Long-term growth factors will continue to drive development of the Internet marketplace, even though current market conditions will temporarily hinder their near-term effects.
According to a new Jupiter Media Metrix (JMM) report*, the key long-term drivers – which analysts identify as continued consumer demand for Internet services, more fulfilling online user experiences, growth in average consumer online tenure and business cost savings – that initially made the Internet so promising, remain powerful and will become self-reinforcing with the passage of time.
While current market constraints – including reduced financial market liquidity, weakened consumer confidence and reduced capital and marketing expenditures – have slowed growth in some sectors, such as online advertising revenue, business-to-business trade and infrastructure spending, their overall impact is expected to be relatively modest.
"While many Internet ventures today are mired in financial difficulty, it's important for all players not to be overwhelmed by the negative hype that is distorting the long-term picture," said senior JMM analyst, David Card. "There are many hurdles and setbacks to be overcome in the months ahead, but most of these should prove to be short-term setbacks, the magnitude of which will be offset by continued long-term growth factors.
"This doesn't mean that all of the Internet ventures around today will succeed, or that the stock market bubble will revive, or that there's huge potential in niche markets. But, a few serious players across many Internet sectors will have large, thriving markets to capture."

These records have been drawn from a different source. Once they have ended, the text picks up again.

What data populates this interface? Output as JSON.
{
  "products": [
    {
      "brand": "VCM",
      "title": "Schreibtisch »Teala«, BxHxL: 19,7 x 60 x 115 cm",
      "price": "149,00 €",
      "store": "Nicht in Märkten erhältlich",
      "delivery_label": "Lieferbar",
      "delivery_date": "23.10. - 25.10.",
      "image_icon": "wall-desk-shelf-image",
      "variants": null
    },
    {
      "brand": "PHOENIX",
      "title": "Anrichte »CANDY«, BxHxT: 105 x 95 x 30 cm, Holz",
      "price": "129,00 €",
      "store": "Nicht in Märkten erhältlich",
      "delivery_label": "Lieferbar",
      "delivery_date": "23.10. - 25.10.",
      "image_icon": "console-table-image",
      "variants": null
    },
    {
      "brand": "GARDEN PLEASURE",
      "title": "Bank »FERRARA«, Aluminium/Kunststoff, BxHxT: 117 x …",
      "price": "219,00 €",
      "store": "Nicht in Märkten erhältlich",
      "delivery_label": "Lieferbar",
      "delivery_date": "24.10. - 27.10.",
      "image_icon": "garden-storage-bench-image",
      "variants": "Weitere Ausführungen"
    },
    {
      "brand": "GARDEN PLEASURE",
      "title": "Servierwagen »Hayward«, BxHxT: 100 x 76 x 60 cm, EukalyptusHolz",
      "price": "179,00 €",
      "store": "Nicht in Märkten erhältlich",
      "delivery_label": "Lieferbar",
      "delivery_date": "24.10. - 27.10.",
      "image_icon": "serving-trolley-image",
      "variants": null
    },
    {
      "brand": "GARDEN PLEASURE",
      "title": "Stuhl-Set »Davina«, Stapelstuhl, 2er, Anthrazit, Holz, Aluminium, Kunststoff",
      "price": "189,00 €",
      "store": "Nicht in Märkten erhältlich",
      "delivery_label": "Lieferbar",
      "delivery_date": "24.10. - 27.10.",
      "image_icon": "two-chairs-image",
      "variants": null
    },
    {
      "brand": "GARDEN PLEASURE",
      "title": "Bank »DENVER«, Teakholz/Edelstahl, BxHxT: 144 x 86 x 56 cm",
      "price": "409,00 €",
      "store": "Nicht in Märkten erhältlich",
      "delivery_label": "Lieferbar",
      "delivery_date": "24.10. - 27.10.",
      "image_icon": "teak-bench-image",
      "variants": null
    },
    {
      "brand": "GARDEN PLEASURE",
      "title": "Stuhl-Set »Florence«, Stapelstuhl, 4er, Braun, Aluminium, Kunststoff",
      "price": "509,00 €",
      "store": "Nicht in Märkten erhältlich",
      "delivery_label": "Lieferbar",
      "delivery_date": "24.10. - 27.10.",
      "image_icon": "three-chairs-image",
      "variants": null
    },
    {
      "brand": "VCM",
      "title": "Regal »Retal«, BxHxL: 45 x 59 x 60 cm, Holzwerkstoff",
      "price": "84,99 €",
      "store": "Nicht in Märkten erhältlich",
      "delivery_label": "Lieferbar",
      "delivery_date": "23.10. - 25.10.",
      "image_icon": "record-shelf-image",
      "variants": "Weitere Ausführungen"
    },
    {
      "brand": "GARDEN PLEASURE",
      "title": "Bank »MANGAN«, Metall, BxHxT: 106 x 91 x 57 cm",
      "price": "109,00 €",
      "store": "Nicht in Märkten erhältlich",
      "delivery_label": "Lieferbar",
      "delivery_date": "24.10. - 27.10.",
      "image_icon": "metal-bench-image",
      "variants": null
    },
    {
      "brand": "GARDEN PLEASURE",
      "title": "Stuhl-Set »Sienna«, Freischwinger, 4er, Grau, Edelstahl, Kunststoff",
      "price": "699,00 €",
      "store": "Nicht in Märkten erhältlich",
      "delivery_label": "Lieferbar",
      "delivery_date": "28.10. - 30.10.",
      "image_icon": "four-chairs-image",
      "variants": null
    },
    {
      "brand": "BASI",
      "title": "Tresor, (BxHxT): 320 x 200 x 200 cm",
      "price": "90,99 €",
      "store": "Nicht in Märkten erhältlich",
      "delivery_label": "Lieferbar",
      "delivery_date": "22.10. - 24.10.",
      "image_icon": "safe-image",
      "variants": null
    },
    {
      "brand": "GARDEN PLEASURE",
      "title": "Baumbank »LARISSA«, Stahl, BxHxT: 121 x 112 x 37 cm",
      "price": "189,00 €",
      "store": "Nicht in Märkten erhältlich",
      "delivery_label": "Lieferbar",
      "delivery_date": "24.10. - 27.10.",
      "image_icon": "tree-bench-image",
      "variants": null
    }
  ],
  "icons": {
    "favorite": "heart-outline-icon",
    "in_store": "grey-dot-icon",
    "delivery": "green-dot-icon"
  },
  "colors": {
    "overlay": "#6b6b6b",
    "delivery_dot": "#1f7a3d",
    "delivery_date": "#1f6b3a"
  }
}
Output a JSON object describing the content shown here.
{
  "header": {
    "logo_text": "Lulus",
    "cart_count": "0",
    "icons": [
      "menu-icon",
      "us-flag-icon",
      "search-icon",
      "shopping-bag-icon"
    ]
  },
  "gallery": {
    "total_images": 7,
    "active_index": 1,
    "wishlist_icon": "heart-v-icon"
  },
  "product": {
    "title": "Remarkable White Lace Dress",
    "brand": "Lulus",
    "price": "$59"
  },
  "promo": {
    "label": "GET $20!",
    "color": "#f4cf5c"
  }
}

Analysts have found that consumers are seemingly oblivious to the dot-com shakeout. Media Metrix online traffic data show that total unique visitors grew by over 13 percent throughout the first half of 2001, despite the tremendous negative publicity surrounding the Internet. In addition, secured conversions at retail sites (i.e. the portion of online visitors to retail sites who go into secure mode, a proxy for online buying) are increasing steadily as well.
In January 2000, less than one-quarter of visitors to retail sites entered secure mode – a year later, in January 2001, 45 percent of online retail site visitors did so.
The vast majority of Jupiter forecasts have proven to be either on target or conservative. The dot-com shakeout and market downturn have not brought major revisions to Jupiter's market forecasts.
Short-term setbacks, however, have pushed out original 2005 revenue targets to 2006 or 2007 in some cases. For example, Jupiter analysts now forecast that online retail commerce will total $104 billion in 2005 – down just twelve percent from the figure projected last year – largely due to the online grocery meltdown. Furthermore, online managed business travel is another sector that has been hit by the slowdown in corporate spending and Jupiter has consequently lowered its 2005 revenue target to $25 billion from the $33 billion originally forecast last year.
"It's easy to be skeptical about the Internet's future at this point, given what's happened in the stock market," said Evan Cohen, JMM vice president of data research. "But people were skeptical five years ago too, just as the Internet was developing as a consumer medium. At that time, Jupiter predicted there would be five billion dollars in online ad spending in 2000.
"Our forecast turned out to be conservative, in actuality, as the majority of our forecasts from the mid-1990s have. Looking toward 2005 is similar – what might look aggressive from today's vantage point is quite realistic in five years' time."
* In Market Mayhem: What the Current Shakeout Means for Jupiter's Forecasts, the company presents a broad look at how some of the major inhibitors affect a series of high-level its forecasts.
About Jupiter Media Metrix
JMM delivers comprehensive Internet measurement, analysis, intelligence and events to provide businesses with unmatched global resources for understanding and profiting from the Internet. Its brands include Media Metrix, AdRelevance, Jupiter Research and Jupiter Events. The company is headquartered in New York City and operates worldwide, across the Americas, Asia Pacific, Europe (as Jupiter MMXI), and the Middle East.